§ What to do
From the listing below, copy every line with the word "this".

§ Given data
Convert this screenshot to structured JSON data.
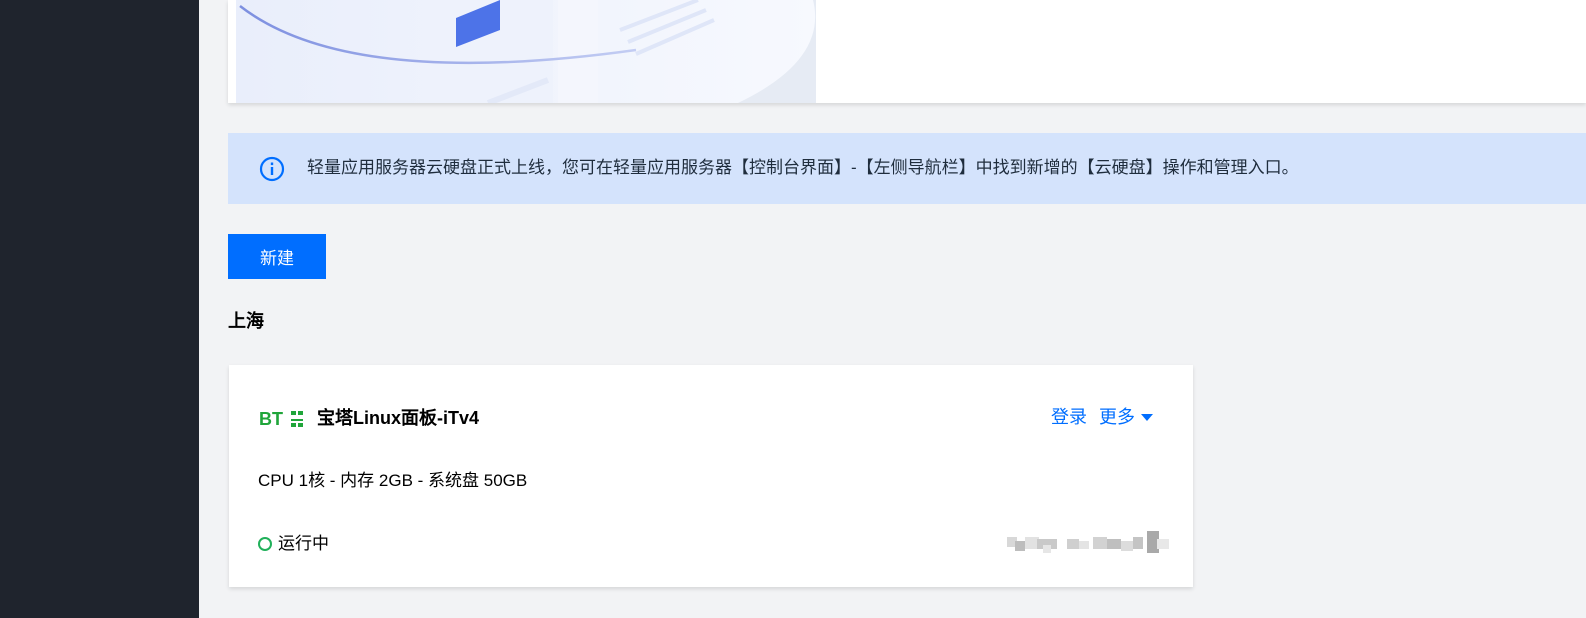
{
  "notice": {
    "text": "轻量应用服务器云硬盘正式上线，您可在轻量应用服务器【控制台界面】-【左侧导航栏】中找到新增的【云硬盘】操作和管理入口。",
    "icon": "info-icon"
  },
  "toolbar": {
    "new_label": "新建"
  },
  "region": {
    "title": "上海"
  },
  "instance": {
    "logo_text": "BT",
    "name": "宝塔Linux面板-iTv4",
    "login_label": "登录",
    "more_label": "更多",
    "spec": "CPU 1核 - 内存 2GB - 系统盘 50GB",
    "status": "运行中",
    "status_color": "#20b05a"
  },
  "colors": {
    "accent": "#006eff",
    "sidebar": "#1f242d",
    "notice_bg": "#d4e3fc",
    "brand_green": "#20a53a"
  }
}
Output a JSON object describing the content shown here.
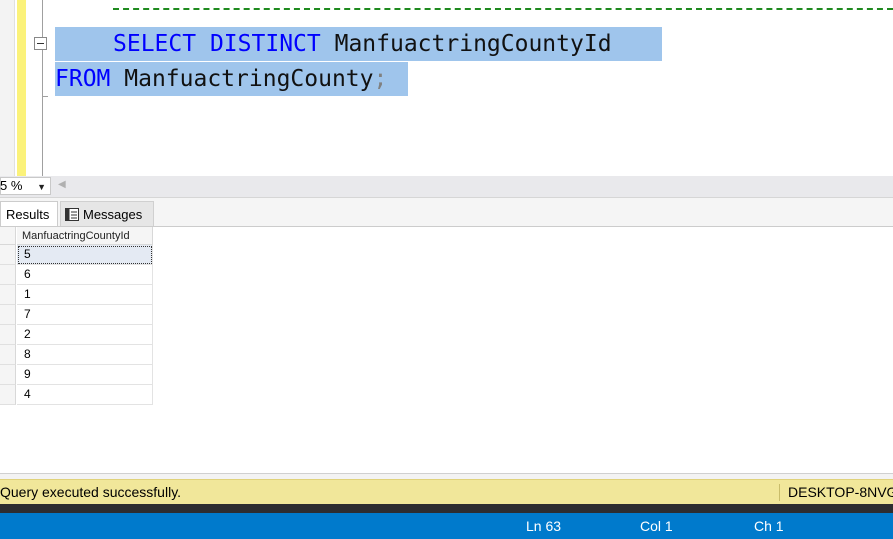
{
  "editor": {
    "line1": {
      "keyword1": "SELECT",
      "keyword2": "DISTINCT",
      "identifier": "ManfuactringCountyId"
    },
    "line2": {
      "keyword": "FROM",
      "identifier": "ManfuactringCounty",
      "terminator": ";"
    }
  },
  "zoom": {
    "value": "5 %"
  },
  "tabs": [
    {
      "label": "Results"
    },
    {
      "label": "Messages"
    }
  ],
  "grid": {
    "column_header": "ManfuactringCountyId",
    "rows": [
      "5",
      "6",
      "1",
      "7",
      "2",
      "8",
      "9",
      "4"
    ]
  },
  "query_status": {
    "message": "Query executed successfully.",
    "server": "DESKTOP-8NVG"
  },
  "statusbar": {
    "line": "Ln 63",
    "col": "Col 1",
    "ch": "Ch 1"
  },
  "colors": {
    "keyword": "#0000ff",
    "selection": "#9fc5ec",
    "status_bar": "#007acc",
    "query_status_bg": "#f1e79a"
  }
}
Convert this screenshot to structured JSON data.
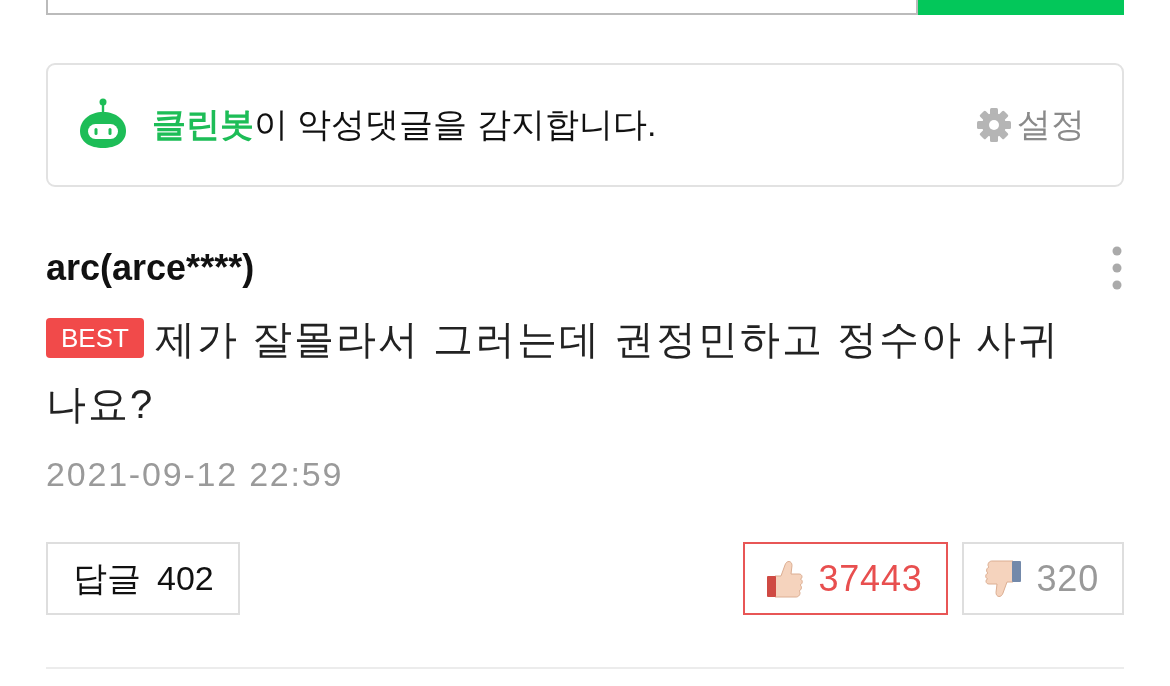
{
  "cleanbot": {
    "message": "**클린봇**이 악성댓글을 감지합니다.",
    "settings_label": "설정"
  },
  "comment": {
    "author": "arc(arce****)",
    "badge": "BEST",
    "text": "제가 잘몰라서 그러는데 권정민하고 정수아 사귀나요?",
    "date": "2021-09-12 22:59",
    "reply_label": "답글",
    "reply_count": "402",
    "reactions": [
      {
        "kind": "like",
        "count": "37443",
        "selected": true
      },
      {
        "kind": "dislike",
        "count": "320",
        "selected": false
      }
    ]
  }
}
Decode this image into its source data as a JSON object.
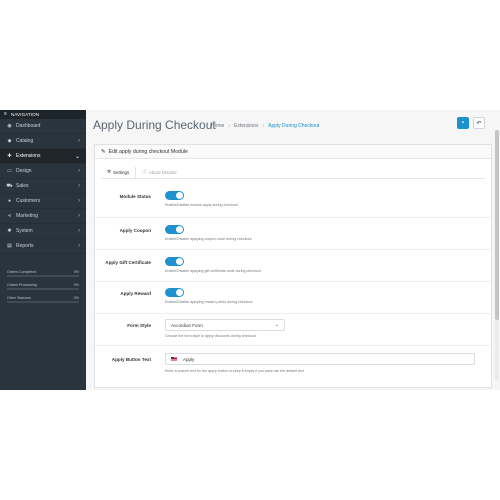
{
  "sidebar": {
    "header": "NAVIGATION",
    "items": [
      {
        "label": "Dashboard",
        "icon": "dashboard-icon",
        "glyph": "◉"
      },
      {
        "label": "Catalog",
        "icon": "tag-icon",
        "glyph": "◆"
      },
      {
        "label": "Extensions",
        "icon": "puzzle-icon",
        "glyph": "✚"
      },
      {
        "label": "Design",
        "icon": "monitor-icon",
        "glyph": "▭"
      },
      {
        "label": "Sales",
        "icon": "cart-icon",
        "glyph": "⛟"
      },
      {
        "label": "Customers",
        "icon": "user-icon",
        "glyph": "●"
      },
      {
        "label": "Marketing",
        "icon": "share-icon",
        "glyph": "⋖"
      },
      {
        "label": "System",
        "icon": "gear-icon",
        "glyph": "✱"
      },
      {
        "label": "Reports",
        "icon": "bar-chart-icon",
        "glyph": "▤"
      }
    ],
    "progress": [
      {
        "label": "Orders Completed",
        "value": "0%",
        "fraction": 0
      },
      {
        "label": "Orders Processing",
        "value": "0%",
        "fraction": 0
      },
      {
        "label": "Other Statuses",
        "value": "0%",
        "fraction": 0
      }
    ]
  },
  "header": {
    "title": "Apply During Checkout",
    "breadcrumb": {
      "home": "Home",
      "extensions": "Extensions",
      "current": "Apply During Checkout"
    }
  },
  "panel": {
    "title": "Edit apply during checkout Module",
    "tabs": {
      "settings": "Settings",
      "about": "About Module"
    }
  },
  "form": {
    "module_status": {
      "label": "Module Status",
      "help": "Enable/Disable module apply during checkout",
      "enabled": true
    },
    "apply_coupon": {
      "label": "Apply Coupon",
      "help": "Enable/Disable applying coupon code during checkout",
      "enabled": true
    },
    "apply_gift": {
      "label": "Apply Gift Certificate",
      "help": "Enable/Disable applying gift certificate code during checkout",
      "enabled": true
    },
    "apply_reward": {
      "label": "Apply Reward",
      "help": "Enable/Disable applying reward points during checkout",
      "enabled": true
    },
    "form_style": {
      "label": "Form Style",
      "value": "Accordion Form",
      "help": "Choose the form style to apply discounts during checkout"
    },
    "button_text": {
      "label": "Apply Button Text",
      "value": "Apply",
      "help": "Enter a custom text for the apply button or keep it empty if you want use the default text"
    }
  },
  "colors": {
    "accent": "#1e91cf",
    "sidebar": "#2a343c"
  }
}
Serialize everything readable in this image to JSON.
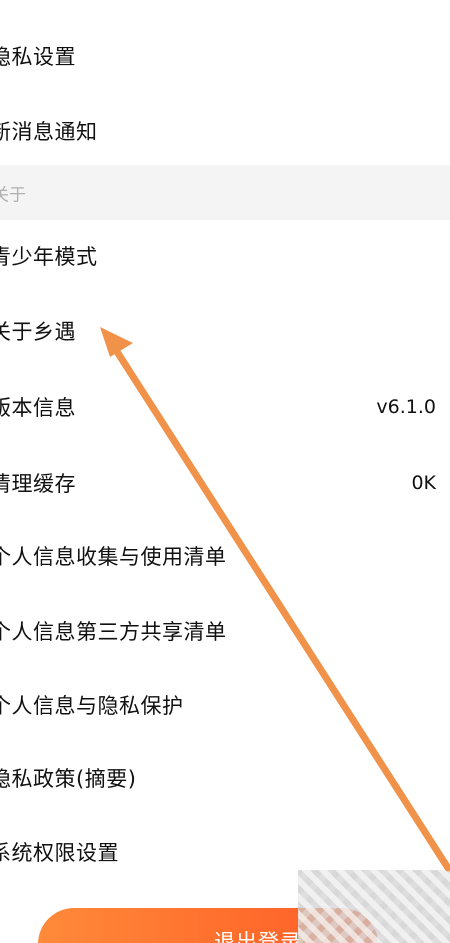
{
  "settings": {
    "items_top": [
      {
        "label": "隐私设置",
        "value": ""
      },
      {
        "label": "新消息通知",
        "value": ""
      }
    ],
    "section_about": {
      "title": "关于"
    },
    "items_about": [
      {
        "label": "青少年模式",
        "value": ""
      },
      {
        "label": "关于乡遇",
        "value": ""
      },
      {
        "label": "版本信息",
        "value": "v6.1.0"
      },
      {
        "label": "清理缓存",
        "value": "0K"
      },
      {
        "label": "个人信息收集与使用清单",
        "value": ""
      },
      {
        "label": "个人信息第三方共享清单",
        "value": ""
      },
      {
        "label": "个人信息与隐私保护",
        "value": ""
      },
      {
        "label": "隐私政策(摘要)",
        "value": ""
      },
      {
        "label": "系统权限设置",
        "value": ""
      }
    ],
    "logout_label": "退出登录"
  },
  "colors": {
    "accent": "#ff6d2c",
    "arrow": "#f0924a",
    "section_bg": "#f4f4f4"
  }
}
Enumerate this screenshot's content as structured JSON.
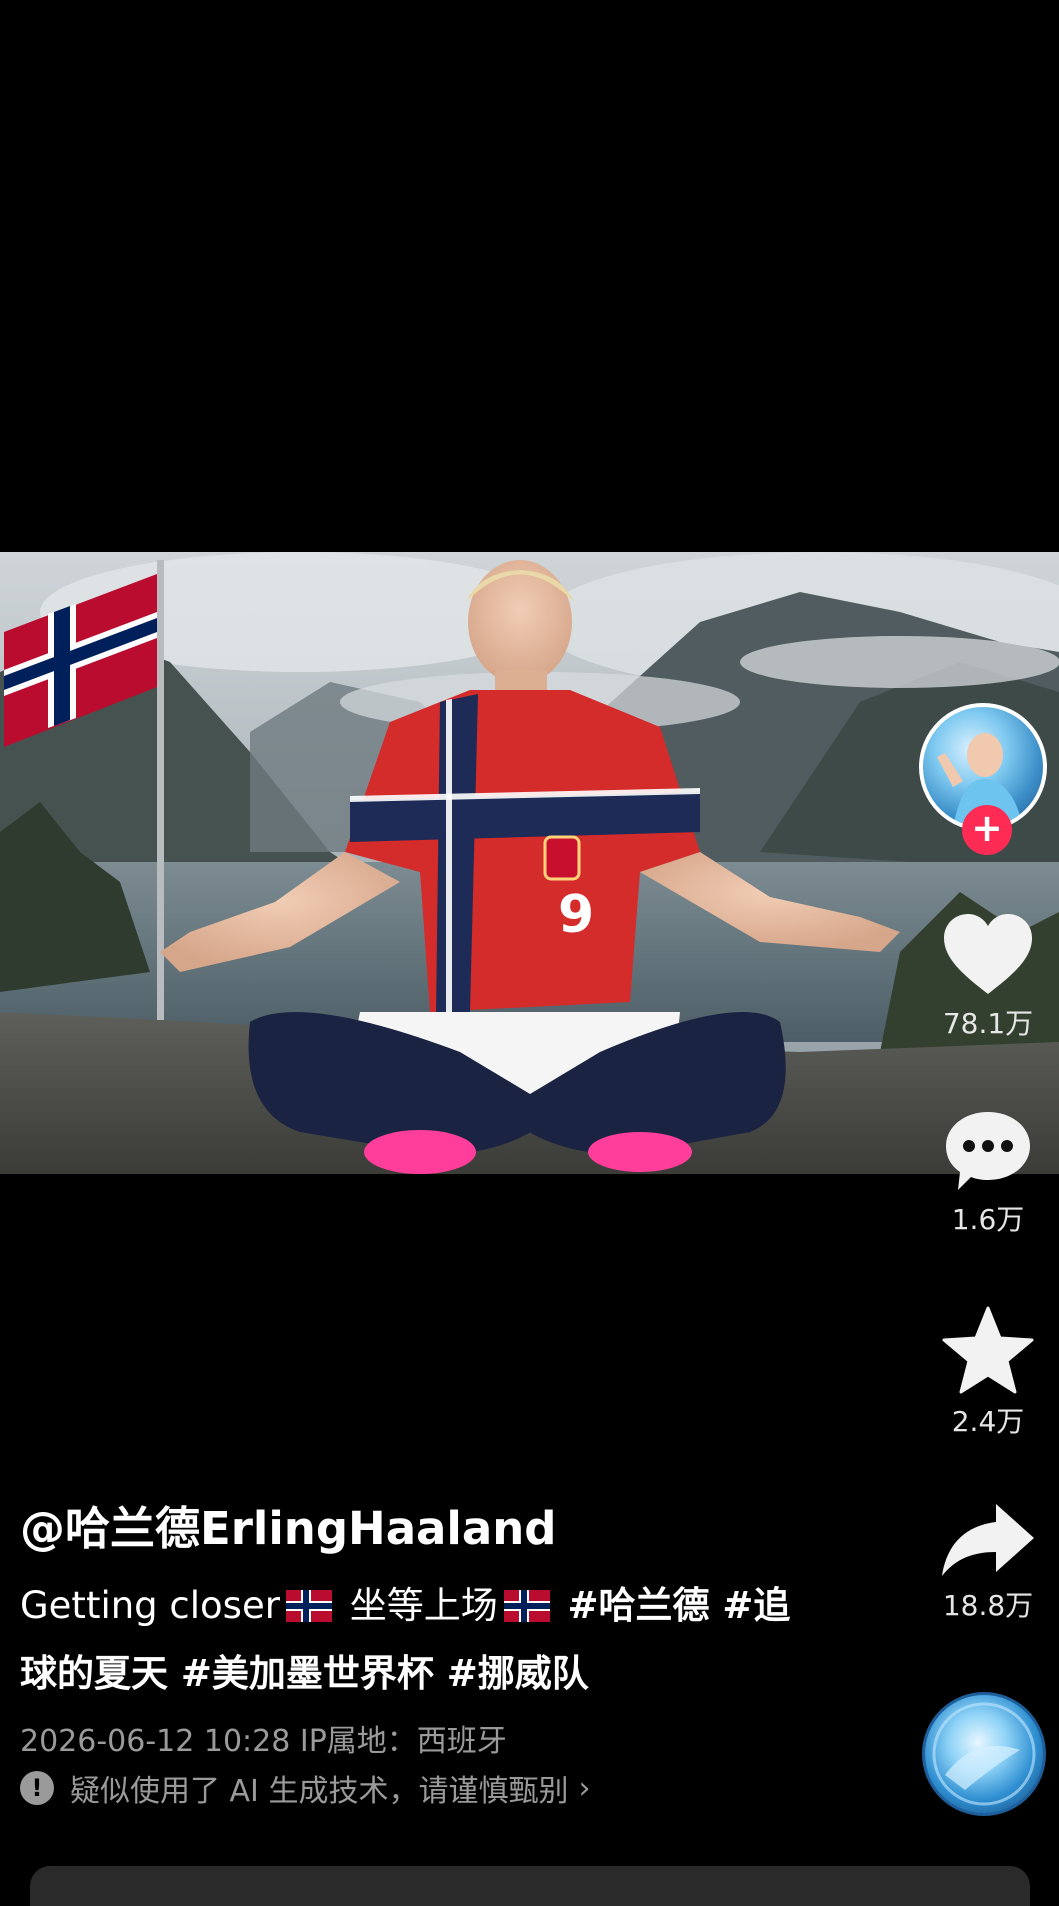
{
  "video": {
    "jersey_number": "9"
  },
  "rail": {
    "likes": "78.1万",
    "comments": "1.6万",
    "favorites": "2.4万",
    "shares": "18.8万",
    "follow_symbol": "+"
  },
  "post": {
    "author": "@哈兰德ErlingHaaland",
    "text_part1": "Getting closer",
    "text_part2": "坐等上场",
    "tags_line1": "#哈兰德 #追",
    "tags_line2": "球的夏天 #美加墨世界杯 #挪威队",
    "meta": "2026-06-12 10:28  IP属地：西班牙",
    "ai_notice": "疑似使用了 AI 生成技术，请谨慎甄别",
    "ai_chevron": "›",
    "ai_warn_symbol": "!"
  },
  "colors": {
    "follow_red": "#fe2c55",
    "norway_red": "#ba0c2f",
    "norway_blue": "#00205b"
  }
}
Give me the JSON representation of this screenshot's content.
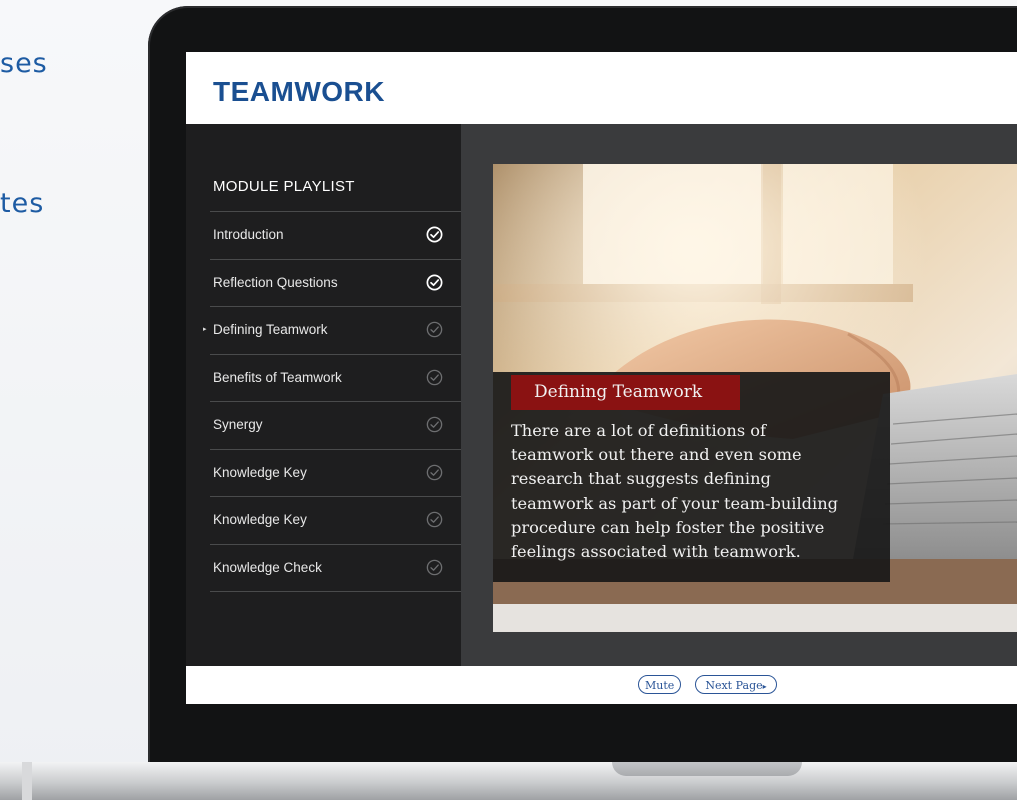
{
  "background_text": {
    "line_a": "ses",
    "line_b": "tes"
  },
  "app": {
    "title": "TEAMWORK"
  },
  "playlist": {
    "heading": "MODULE PLAYLIST",
    "items": [
      {
        "label": "Introduction",
        "status": "complete",
        "current": false
      },
      {
        "label": "Reflection Questions",
        "status": "complete",
        "current": false
      },
      {
        "label": "Defining Teamwork",
        "status": "incomplete",
        "current": true
      },
      {
        "label": "Benefits of Teamwork",
        "status": "incomplete",
        "current": false
      },
      {
        "label": "Synergy",
        "status": "incomplete",
        "current": false
      },
      {
        "label": "Knowledge Key",
        "status": "incomplete",
        "current": false
      },
      {
        "label": "Knowledge Key",
        "status": "incomplete",
        "current": false
      },
      {
        "label": "Knowledge Check",
        "status": "incomplete",
        "current": false
      }
    ],
    "current_marker": "▸"
  },
  "slide": {
    "caption_title": "Defining Teamwork",
    "caption_lines": [
      "There are a lot of definitions of",
      "teamwork out there and even some",
      "research that suggests defining",
      "teamwork as part of your team-building",
      "procedure can help foster the positive",
      "feelings associated with teamwork."
    ],
    "search_icon": "search-icon"
  },
  "controls": {
    "mute_label": "Mute",
    "next_label": "Next Page",
    "next_arrow": "▸"
  },
  "colors": {
    "brand_blue": "#1a4f91",
    "caption_red": "#8a1212",
    "sidebar_bg": "#1e1e1f",
    "content_bg": "#3a3b3d",
    "check_complete": "#ffffff",
    "check_incomplete": "#6d6e70"
  }
}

§ Solution below
Convert this screenshot to structured JSON data.
Convert this screenshot to structured JSON data.
Decode this image into its source data as a JSON object.
Serialize everything readable in this image to JSON.
Enumerate this screenshot's content as structured JSON.
Give me the JSON representation of this screenshot's content.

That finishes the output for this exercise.